═══ Extracted information ═══
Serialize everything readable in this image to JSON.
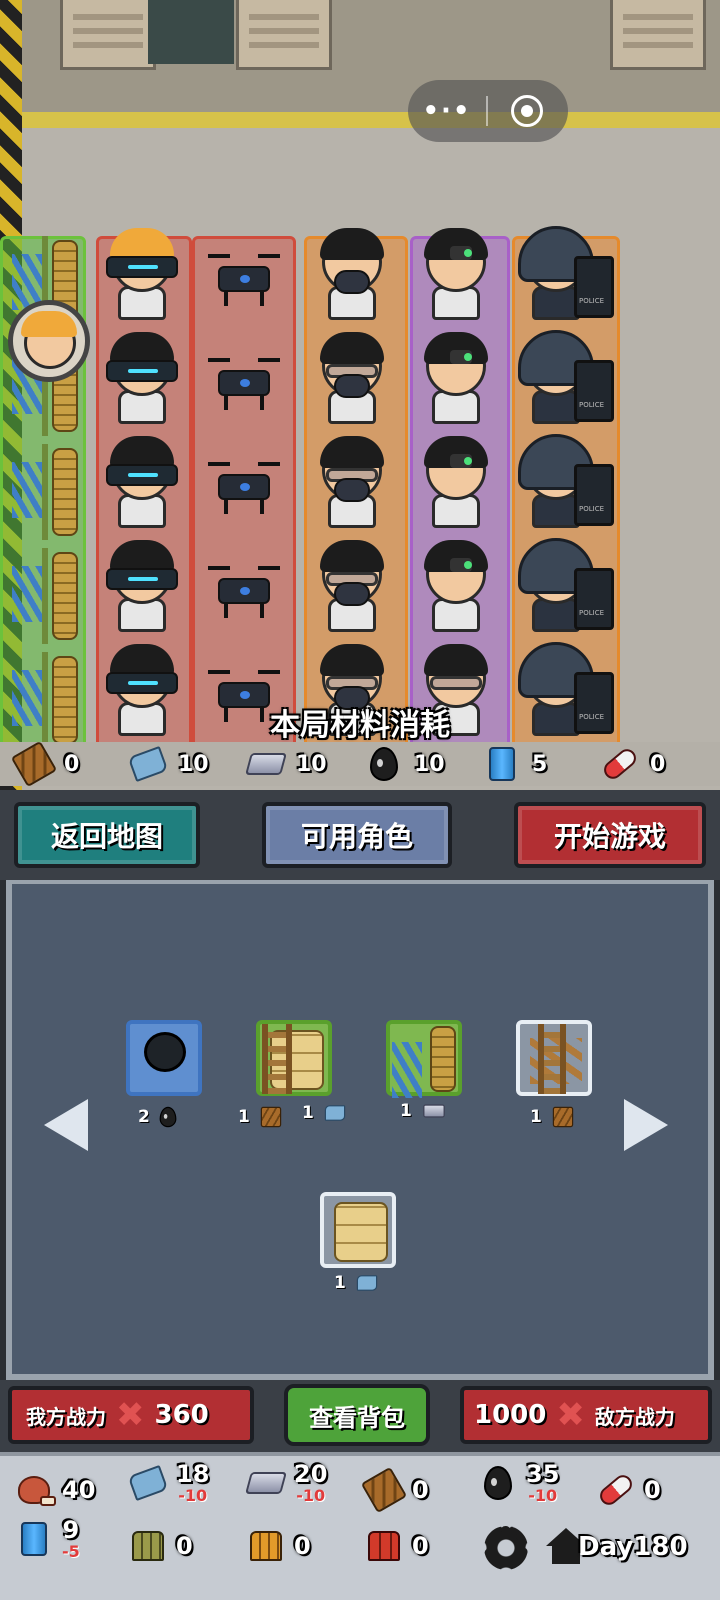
{
  "system_capsule": {
    "menu_glyph": "•·•",
    "close_icon": "record-icon"
  },
  "battlefield": {
    "consume_title": "本局材料消耗",
    "consume": [
      {
        "icon": "wood-plank-icon",
        "value": "0"
      },
      {
        "icon": "cloth-roll-icon",
        "value": "10"
      },
      {
        "icon": "iron-ingot-icon",
        "value": "10"
      },
      {
        "icon": "oil-drop-icon",
        "value": "10"
      },
      {
        "icon": "battery-can-icon",
        "value": "5"
      },
      {
        "icon": "medicine-pill-icon",
        "value": "0"
      }
    ]
  },
  "tabs": {
    "map": "返回地图",
    "roles": "可用角色",
    "start": "开始游戏"
  },
  "roles_panel": {
    "cards": [
      {
        "name": "oil-pot",
        "frame": "blue",
        "costs": [
          {
            "qty": "2",
            "icon": "oil-drop-icon"
          }
        ]
      },
      {
        "name": "sandbag-ladder",
        "frame": "green",
        "costs": [
          {
            "qty": "1",
            "icon": "wood-plank-icon"
          },
          {
            "qty": "1",
            "icon": "cloth-roll-icon"
          }
        ]
      },
      {
        "name": "spike-barrier",
        "frame": "green",
        "costs": [
          {
            "qty": "1",
            "icon": "iron-ingot-icon"
          }
        ]
      },
      {
        "name": "wood-sticks",
        "frame": "white",
        "costs": [
          {
            "qty": "1",
            "icon": "wood-plank-icon"
          }
        ]
      },
      {
        "name": "sandbags",
        "frame": "white",
        "costs": [
          {
            "qty": "1",
            "icon": "cloth-roll-icon"
          }
        ]
      }
    ]
  },
  "actions": {
    "my_power_label": "我方战力",
    "my_power_value": "360",
    "bag_button": "查看背包",
    "enemy_power_value": "1000",
    "enemy_power_label": "敌方战力"
  },
  "inventory": {
    "items": [
      {
        "icon": "meat-icon",
        "value": "40",
        "delta": ""
      },
      {
        "icon": "cloth-roll-icon",
        "value": "18",
        "delta": "-10"
      },
      {
        "icon": "iron-ingot-icon",
        "value": "20",
        "delta": "-10"
      },
      {
        "icon": "wood-plank-icon",
        "value": "0",
        "delta": ""
      },
      {
        "icon": "oil-drop-icon",
        "value": "35",
        "delta": "-10"
      },
      {
        "icon": "medicine-pill-icon",
        "value": "0",
        "delta": ""
      },
      {
        "icon": "battery-can-icon",
        "value": "9",
        "delta": "-5"
      },
      {
        "icon": "ammo-green-icon",
        "value": "0",
        "delta": ""
      },
      {
        "icon": "ammo-orange-icon",
        "value": "0",
        "delta": ""
      },
      {
        "icon": "ammo-red-icon",
        "value": "0",
        "delta": ""
      }
    ],
    "day": "Day180"
  }
}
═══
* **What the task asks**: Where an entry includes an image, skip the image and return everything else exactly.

* **Task result**:
Serialize everything readable in this image to JSON.
{
  "system_capsule": {
    "menu_glyph": "•·•",
    "close_icon": "record-icon"
  },
  "battlefield": {
    "consume_title": "本局材料消耗",
    "consume": [
      {
        "icon": "wood-plank-icon",
        "value": "0"
      },
      {
        "icon": "cloth-roll-icon",
        "value": "10"
      },
      {
        "icon": "iron-ingot-icon",
        "value": "10"
      },
      {
        "icon": "oil-drop-icon",
        "value": "10"
      },
      {
        "icon": "battery-can-icon",
        "value": "5"
      },
      {
        "icon": "medicine-pill-icon",
        "value": "0"
      }
    ]
  },
  "tabs": {
    "map": "返回地图",
    "roles": "可用角色",
    "start": "开始游戏"
  },
  "roles_panel": {
    "cards": [
      {
        "name": "oil-pot",
        "frame": "blue",
        "costs": [
          {
            "qty": "2",
            "icon": "oil-drop-icon"
          }
        ]
      },
      {
        "name": "sandbag-ladder",
        "frame": "green",
        "costs": [
          {
            "qty": "1",
            "icon": "wood-plank-icon"
          },
          {
            "qty": "1",
            "icon": "cloth-roll-icon"
          }
        ]
      },
      {
        "name": "spike-barrier",
        "frame": "green",
        "costs": [
          {
            "qty": "1",
            "icon": "iron-ingot-icon"
          }
        ]
      },
      {
        "name": "wood-sticks",
        "frame": "white",
        "costs": [
          {
            "qty": "1",
            "icon": "wood-plank-icon"
          }
        ]
      },
      {
        "name": "sandbags",
        "frame": "white",
        "costs": [
          {
            "qty": "1",
            "icon": "cloth-roll-icon"
          }
        ]
      }
    ]
  },
  "actions": {
    "my_power_label": "我方战力",
    "my_power_value": "360",
    "bag_button": "查看背包",
    "enemy_power_value": "1000",
    "enemy_power_label": "敌方战力"
  },
  "inventory": {
    "items": [
      {
        "icon": "meat-icon",
        "value": "40",
        "delta": ""
      },
      {
        "icon": "cloth-roll-icon",
        "value": "18",
        "delta": "-10"
      },
      {
        "icon": "iron-ingot-icon",
        "value": "20",
        "delta": "-10"
      },
      {
        "icon": "wood-plank-icon",
        "value": "0",
        "delta": ""
      },
      {
        "icon": "oil-drop-icon",
        "value": "35",
        "delta": "-10"
      },
      {
        "icon": "medicine-pill-icon",
        "value": "0",
        "delta": ""
      },
      {
        "icon": "battery-can-icon",
        "value": "9",
        "delta": "-5"
      },
      {
        "icon": "ammo-green-icon",
        "value": "0",
        "delta": ""
      },
      {
        "icon": "ammo-orange-icon",
        "value": "0",
        "delta": ""
      },
      {
        "icon": "ammo-red-icon",
        "value": "0",
        "delta": ""
      }
    ],
    "day": "Day180"
  }
}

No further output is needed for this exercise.